Whatever option you decide to do with our office, most wage assignments and garnishments are stopped with a Stay of Proceedings which halts all garnishments, lawsuits or other Court proceedings initiated or that my be initiated by your creditors. Only the court may grant permission for creditors to continue action against you, once you are bankrupt.
5. How Will My Credit Rating Be Affected?
A record of your credit rating is recorded and updated by various credit bureaus such as Equifax and Trans Union. These bureaus provide information to financial institutions and other companies. Although your bankruptcy will be noted by the credit bureau for a period of time as an R9, you are able to request credit once you are discharged which generally occurs in approximately nine months. Your ability to obtain and use credit will depend on your personal financial situation.
6. How Much Will It Cost?
What a bankruptcy will cost you will depend on your income and family size. There are standards set out by the government that give guidelines as to how much a person should pay based on their income and family size. Our friendly staff will be pleased to review this with you.
7. If I go bankrupt, will I lose everything?
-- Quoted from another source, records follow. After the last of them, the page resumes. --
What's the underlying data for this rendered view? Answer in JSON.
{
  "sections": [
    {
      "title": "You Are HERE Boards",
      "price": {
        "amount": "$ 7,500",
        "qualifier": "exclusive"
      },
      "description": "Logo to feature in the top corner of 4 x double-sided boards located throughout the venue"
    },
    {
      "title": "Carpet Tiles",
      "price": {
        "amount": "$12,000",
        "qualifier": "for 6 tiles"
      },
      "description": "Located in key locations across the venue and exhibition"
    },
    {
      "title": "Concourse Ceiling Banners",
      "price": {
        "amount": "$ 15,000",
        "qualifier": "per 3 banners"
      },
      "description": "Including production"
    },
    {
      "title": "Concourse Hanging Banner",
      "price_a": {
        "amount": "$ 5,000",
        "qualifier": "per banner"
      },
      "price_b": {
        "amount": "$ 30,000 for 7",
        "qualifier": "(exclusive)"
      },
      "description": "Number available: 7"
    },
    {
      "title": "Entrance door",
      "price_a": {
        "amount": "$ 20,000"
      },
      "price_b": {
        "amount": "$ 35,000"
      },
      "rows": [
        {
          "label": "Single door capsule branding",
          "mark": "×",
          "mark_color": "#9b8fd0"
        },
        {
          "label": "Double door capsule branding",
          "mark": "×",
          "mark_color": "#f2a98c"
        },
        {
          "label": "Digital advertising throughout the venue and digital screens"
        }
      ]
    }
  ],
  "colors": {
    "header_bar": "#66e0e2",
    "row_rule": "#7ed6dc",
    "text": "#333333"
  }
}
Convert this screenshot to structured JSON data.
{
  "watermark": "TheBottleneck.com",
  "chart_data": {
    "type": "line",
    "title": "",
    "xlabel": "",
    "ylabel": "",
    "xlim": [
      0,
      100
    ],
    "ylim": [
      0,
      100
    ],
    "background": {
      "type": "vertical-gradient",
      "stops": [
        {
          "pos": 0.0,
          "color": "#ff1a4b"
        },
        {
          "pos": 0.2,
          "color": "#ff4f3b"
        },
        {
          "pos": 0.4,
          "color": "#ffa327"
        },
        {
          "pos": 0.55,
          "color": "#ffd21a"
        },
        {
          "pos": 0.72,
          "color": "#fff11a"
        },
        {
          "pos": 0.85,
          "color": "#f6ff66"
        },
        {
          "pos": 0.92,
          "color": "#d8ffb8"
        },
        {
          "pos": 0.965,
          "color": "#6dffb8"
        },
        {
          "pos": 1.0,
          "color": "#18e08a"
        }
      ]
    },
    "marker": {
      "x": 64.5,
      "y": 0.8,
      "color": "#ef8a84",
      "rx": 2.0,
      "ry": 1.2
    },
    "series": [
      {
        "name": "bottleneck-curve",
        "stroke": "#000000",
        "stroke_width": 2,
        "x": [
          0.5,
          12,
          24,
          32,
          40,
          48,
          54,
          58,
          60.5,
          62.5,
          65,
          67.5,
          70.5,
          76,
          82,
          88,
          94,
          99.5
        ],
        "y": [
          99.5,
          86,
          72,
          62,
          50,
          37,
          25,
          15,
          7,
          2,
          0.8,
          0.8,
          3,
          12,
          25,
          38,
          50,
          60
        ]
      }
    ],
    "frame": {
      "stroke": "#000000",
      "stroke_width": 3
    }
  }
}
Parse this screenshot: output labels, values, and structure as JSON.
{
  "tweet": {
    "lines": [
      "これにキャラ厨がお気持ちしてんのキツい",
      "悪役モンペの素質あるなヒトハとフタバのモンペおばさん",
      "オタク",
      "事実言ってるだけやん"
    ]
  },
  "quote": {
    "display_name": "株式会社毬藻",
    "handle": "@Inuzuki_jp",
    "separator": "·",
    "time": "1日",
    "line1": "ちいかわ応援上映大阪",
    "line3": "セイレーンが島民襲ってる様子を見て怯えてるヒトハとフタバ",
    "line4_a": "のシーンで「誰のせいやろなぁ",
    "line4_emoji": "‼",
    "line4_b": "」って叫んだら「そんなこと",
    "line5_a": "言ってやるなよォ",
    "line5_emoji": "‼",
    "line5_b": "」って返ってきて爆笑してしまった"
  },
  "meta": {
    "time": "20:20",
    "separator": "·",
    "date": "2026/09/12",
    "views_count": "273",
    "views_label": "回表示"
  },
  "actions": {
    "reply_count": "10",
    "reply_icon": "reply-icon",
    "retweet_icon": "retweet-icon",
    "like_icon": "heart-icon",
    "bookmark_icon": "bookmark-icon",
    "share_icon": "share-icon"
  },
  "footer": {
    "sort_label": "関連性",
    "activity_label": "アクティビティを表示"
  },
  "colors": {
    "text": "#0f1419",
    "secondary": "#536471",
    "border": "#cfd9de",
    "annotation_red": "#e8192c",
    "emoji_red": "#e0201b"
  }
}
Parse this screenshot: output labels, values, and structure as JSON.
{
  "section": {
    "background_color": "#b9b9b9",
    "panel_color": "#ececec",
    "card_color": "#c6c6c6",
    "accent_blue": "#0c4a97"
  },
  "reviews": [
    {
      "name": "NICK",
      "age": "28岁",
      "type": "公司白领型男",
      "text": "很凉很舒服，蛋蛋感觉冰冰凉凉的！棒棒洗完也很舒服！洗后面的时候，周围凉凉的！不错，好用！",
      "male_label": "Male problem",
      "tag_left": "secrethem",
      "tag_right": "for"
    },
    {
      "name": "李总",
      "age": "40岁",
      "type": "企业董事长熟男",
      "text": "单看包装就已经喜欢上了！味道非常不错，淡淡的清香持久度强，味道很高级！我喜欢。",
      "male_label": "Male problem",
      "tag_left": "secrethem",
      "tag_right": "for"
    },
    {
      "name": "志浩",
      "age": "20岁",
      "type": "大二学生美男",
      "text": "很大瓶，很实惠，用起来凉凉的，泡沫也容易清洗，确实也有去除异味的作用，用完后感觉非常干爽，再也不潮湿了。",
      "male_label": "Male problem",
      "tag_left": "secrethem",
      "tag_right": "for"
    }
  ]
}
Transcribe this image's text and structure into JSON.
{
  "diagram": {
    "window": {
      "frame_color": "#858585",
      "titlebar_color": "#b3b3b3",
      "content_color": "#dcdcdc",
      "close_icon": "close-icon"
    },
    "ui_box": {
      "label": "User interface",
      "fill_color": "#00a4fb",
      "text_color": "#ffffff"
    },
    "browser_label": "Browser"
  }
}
No! Although the Trustee may use some of your assets to help pay your creditors, every province has a list of assets that are considered “exempt”. For instance, in many situations, you can keep your house and car in a bankruptcy, as long as you continue to pay your secured creditors. You can also keep your furniture, personal items, and various equipment you need for your work.
8. What assets are exempt?
Many personal assets are “exempt” during a bankruptcy. See backgrounder page for a complete breakdown of assets.
9. Once I declare bankruptcy, what happens to the money I owe?
Once you declare bankruptcy, you will no longer have to deal directly with your unsecured creditors. Instead, the Trustee will work with your creditors to pay them some of the money they are owed. That means most lawsuits and wage garnishments against you will stop.
10. What happens if someone co-signed a loan for me?
Anyone who has co-signed a loan for you will still be responsible to make loan payments after you go bankrupt.
11. Will I still owe income taxes after I declare bankruptcy? What about Tax Refunds?
Some people fear that they will still owe income tax arrears after they declare bankruptcy. In truth, once you are discharged from bankruptcy, most of your existing debts to the Canada Revenue Agency (formerly Revenue Canada) will be forgiven. However, if you continue to earn money after you declare bankruptcy, you will owe income taxes on the money you earn.
A tax return for the period of January 1st to the date of bankruptcy will be prepared by the trustee (pre-bankruptcy return). Any tax refund for that period as well as refunds of previous years not yet received will be remitted to the trustee for deposit into your estate. Another tax return will be prepared for the period from the date of bankruptcy to December 31st (post-bankruptcy return). Any refund from this tax return will also be paid into the bankruptcy estate.
12. Will I still owe money after I declare bankruptcy?
Even when you declare bankruptcy, you will still owe money on certain debts. These include Canada and Newfoundland student loans that are less than seven years old; alimony, child, or spousal support; certain court fines or penalties; and debts you incurred due to fraudulent misrepresentation.
13. How Do I Go About Filing A Bankruptcy Or A Proposal?
The best way to get detailed information for your situation is to contact us by telephone and/or email in Vancouver at 604-697-8800 or firstname.lastname@example.org. We will be happy to assist you.
14. I have not been discharged from my first bankruptcy. My trustee has been discharged. How do I obtain my discharge?
You should contact the trustee who handled your bankruptcy. The trustee will inform you of the reason why you did not obtain your discharge. You may have to fulfill certain conditions in order to obtain this discharge.